[DATA EXCERPTS Boundary: Start]

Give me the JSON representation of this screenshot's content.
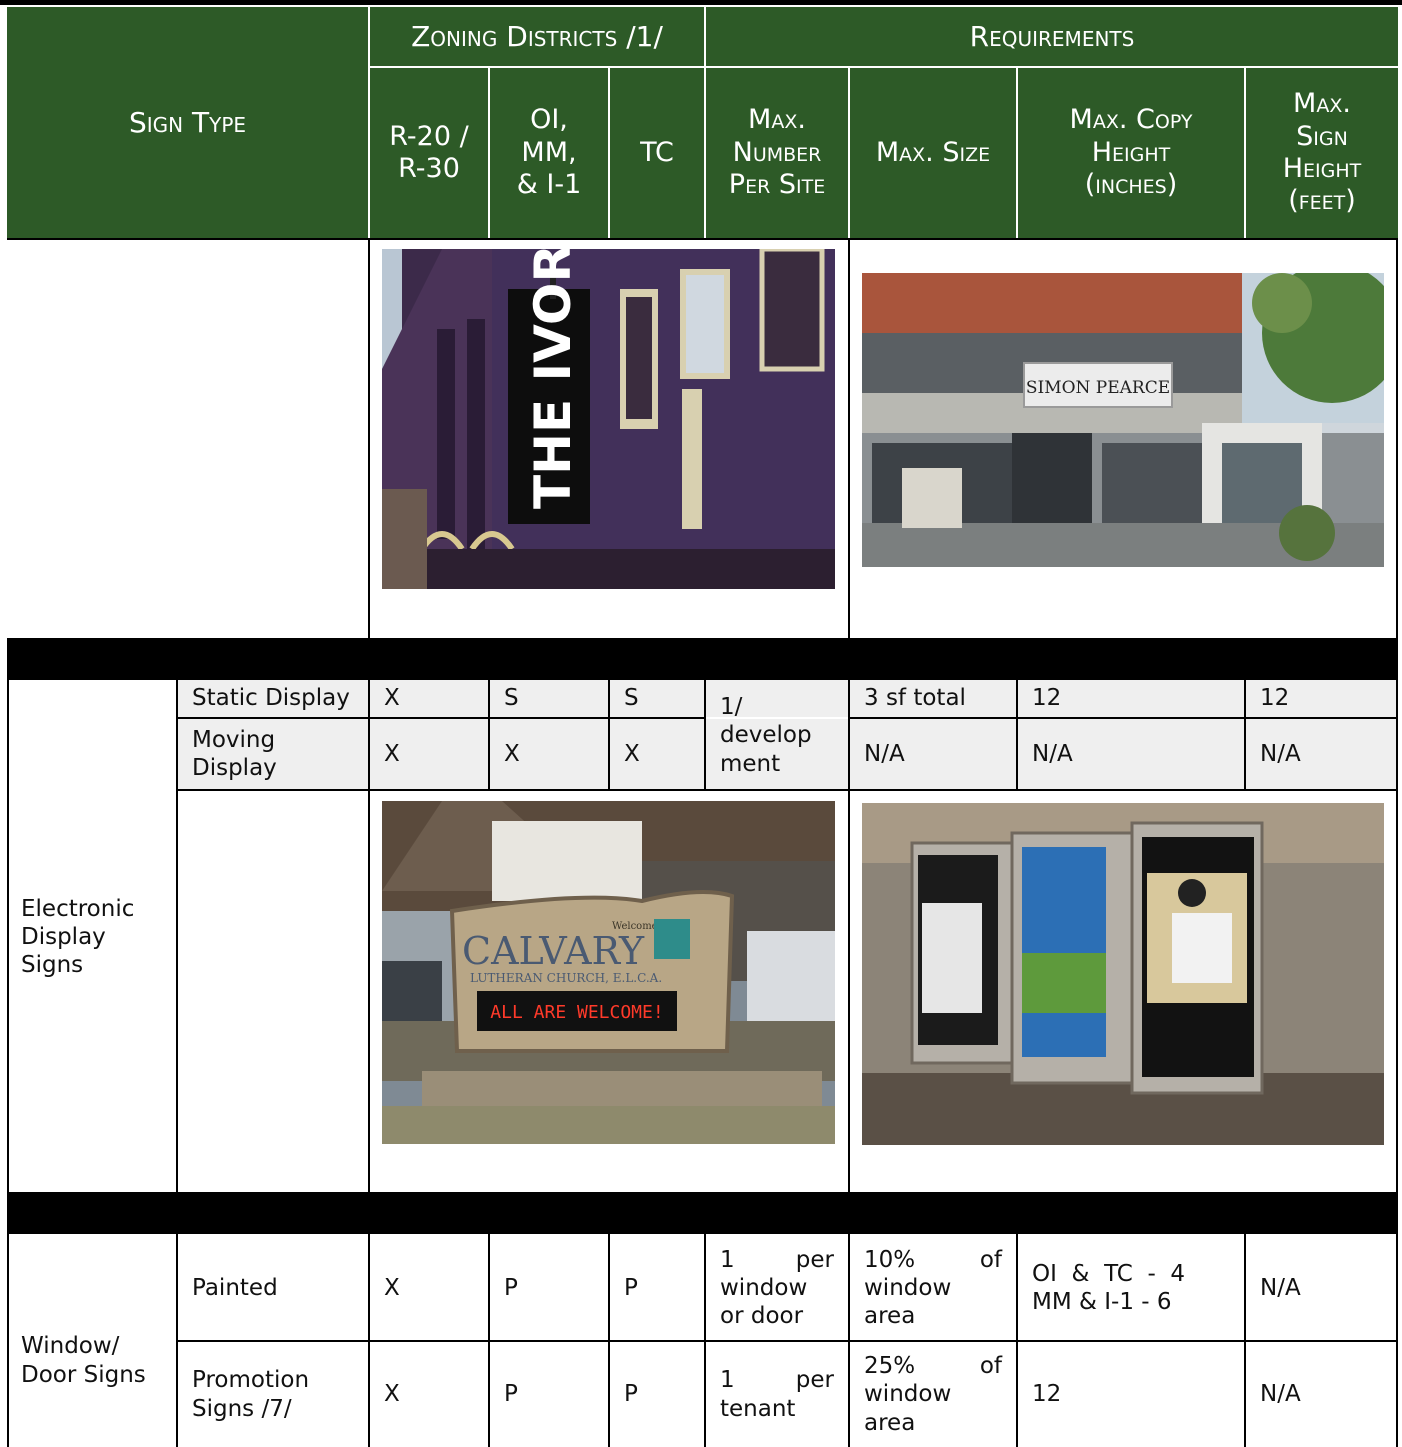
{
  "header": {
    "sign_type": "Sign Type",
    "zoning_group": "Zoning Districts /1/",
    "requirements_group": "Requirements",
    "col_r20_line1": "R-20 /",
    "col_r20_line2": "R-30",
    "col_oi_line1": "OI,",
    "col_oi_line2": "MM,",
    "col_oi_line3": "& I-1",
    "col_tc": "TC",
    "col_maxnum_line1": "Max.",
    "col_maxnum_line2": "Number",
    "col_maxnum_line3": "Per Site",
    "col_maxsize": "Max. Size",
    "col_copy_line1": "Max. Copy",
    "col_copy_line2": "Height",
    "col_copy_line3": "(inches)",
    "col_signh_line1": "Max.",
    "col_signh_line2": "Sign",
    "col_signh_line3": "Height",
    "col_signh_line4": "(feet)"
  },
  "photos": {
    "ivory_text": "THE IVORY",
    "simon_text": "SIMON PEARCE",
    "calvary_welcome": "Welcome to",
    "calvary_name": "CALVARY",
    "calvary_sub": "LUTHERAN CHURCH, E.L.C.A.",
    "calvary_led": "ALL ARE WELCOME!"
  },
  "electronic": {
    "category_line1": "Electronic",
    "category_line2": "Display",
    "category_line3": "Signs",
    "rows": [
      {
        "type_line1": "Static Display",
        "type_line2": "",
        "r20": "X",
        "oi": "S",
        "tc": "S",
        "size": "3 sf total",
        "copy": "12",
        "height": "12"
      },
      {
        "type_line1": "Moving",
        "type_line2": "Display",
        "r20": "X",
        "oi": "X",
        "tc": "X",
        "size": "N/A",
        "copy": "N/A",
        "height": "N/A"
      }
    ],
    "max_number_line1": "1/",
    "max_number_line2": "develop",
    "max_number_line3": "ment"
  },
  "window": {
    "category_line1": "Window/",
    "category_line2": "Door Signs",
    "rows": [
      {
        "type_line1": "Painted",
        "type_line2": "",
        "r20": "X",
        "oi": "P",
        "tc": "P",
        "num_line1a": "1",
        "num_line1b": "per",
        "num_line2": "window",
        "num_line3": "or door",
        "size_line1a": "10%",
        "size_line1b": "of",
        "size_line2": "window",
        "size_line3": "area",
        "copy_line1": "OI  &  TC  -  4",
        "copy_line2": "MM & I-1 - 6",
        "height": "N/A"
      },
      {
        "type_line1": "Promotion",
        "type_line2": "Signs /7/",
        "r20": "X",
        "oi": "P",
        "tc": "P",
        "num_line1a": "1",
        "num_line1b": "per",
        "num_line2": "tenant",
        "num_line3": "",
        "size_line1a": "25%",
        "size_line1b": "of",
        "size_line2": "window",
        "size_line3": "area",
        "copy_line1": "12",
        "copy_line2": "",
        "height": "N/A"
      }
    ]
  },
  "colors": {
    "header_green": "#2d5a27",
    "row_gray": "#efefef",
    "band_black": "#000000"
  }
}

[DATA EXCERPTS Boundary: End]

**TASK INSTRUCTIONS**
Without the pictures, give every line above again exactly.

**EXERCISE RESULT**
Give me the JSON representation of this screenshot's content.
{
  "header": {
    "sign_type": "Sign Type",
    "zoning_group": "Zoning Districts /1/",
    "requirements_group": "Requirements",
    "col_r20_line1": "R-20 /",
    "col_r20_line2": "R-30",
    "col_oi_line1": "OI,",
    "col_oi_line2": "MM,",
    "col_oi_line3": "& I-1",
    "col_tc": "TC",
    "col_maxnum_line1": "Max.",
    "col_maxnum_line2": "Number",
    "col_maxnum_line3": "Per Site",
    "col_maxsize": "Max. Size",
    "col_copy_line1": "Max. Copy",
    "col_copy_line2": "Height",
    "col_copy_line3": "(inches)",
    "col_signh_line1": "Max.",
    "col_signh_line2": "Sign",
    "col_signh_line3": "Height",
    "col_signh_line4": "(feet)"
  },
  "photos": {
    "ivory_text": "THE IVORY",
    "simon_text": "SIMON PEARCE",
    "calvary_welcome": "Welcome to",
    "calvary_name": "CALVARY",
    "calvary_sub": "LUTHERAN CHURCH, E.L.C.A.",
    "calvary_led": "ALL ARE WELCOME!"
  },
  "electronic": {
    "category_line1": "Electronic",
    "category_line2": "Display",
    "category_line3": "Signs",
    "rows": [
      {
        "type_line1": "Static Display",
        "type_line2": "",
        "r20": "X",
        "oi": "S",
        "tc": "S",
        "size": "3 sf total",
        "copy": "12",
        "height": "12"
      },
      {
        "type_line1": "Moving",
        "type_line2": "Display",
        "r20": "X",
        "oi": "X",
        "tc": "X",
        "size": "N/A",
        "copy": "N/A",
        "height": "N/A"
      }
    ],
    "max_number_line1": "1/",
    "max_number_line2": "develop",
    "max_number_line3": "ment"
  },
  "window": {
    "category_line1": "Window/",
    "category_line2": "Door Signs",
    "rows": [
      {
        "type_line1": "Painted",
        "type_line2": "",
        "r20": "X",
        "oi": "P",
        "tc": "P",
        "num_line1a": "1",
        "num_line1b": "per",
        "num_line2": "window",
        "num_line3": "or door",
        "size_line1a": "10%",
        "size_line1b": "of",
        "size_line2": "window",
        "size_line3": "area",
        "copy_line1": "OI  &  TC  -  4",
        "copy_line2": "MM & I-1 - 6",
        "height": "N/A"
      },
      {
        "type_line1": "Promotion",
        "type_line2": "Signs /7/",
        "r20": "X",
        "oi": "P",
        "tc": "P",
        "num_line1a": "1",
        "num_line1b": "per",
        "num_line2": "tenant",
        "num_line3": "",
        "size_line1a": "25%",
        "size_line1b": "of",
        "size_line2": "window",
        "size_line3": "area",
        "copy_line1": "12",
        "copy_line2": "",
        "height": "N/A"
      }
    ]
  },
  "colors": {
    "header_green": "#2d5a27",
    "row_gray": "#efefef",
    "band_black": "#000000"
  }
}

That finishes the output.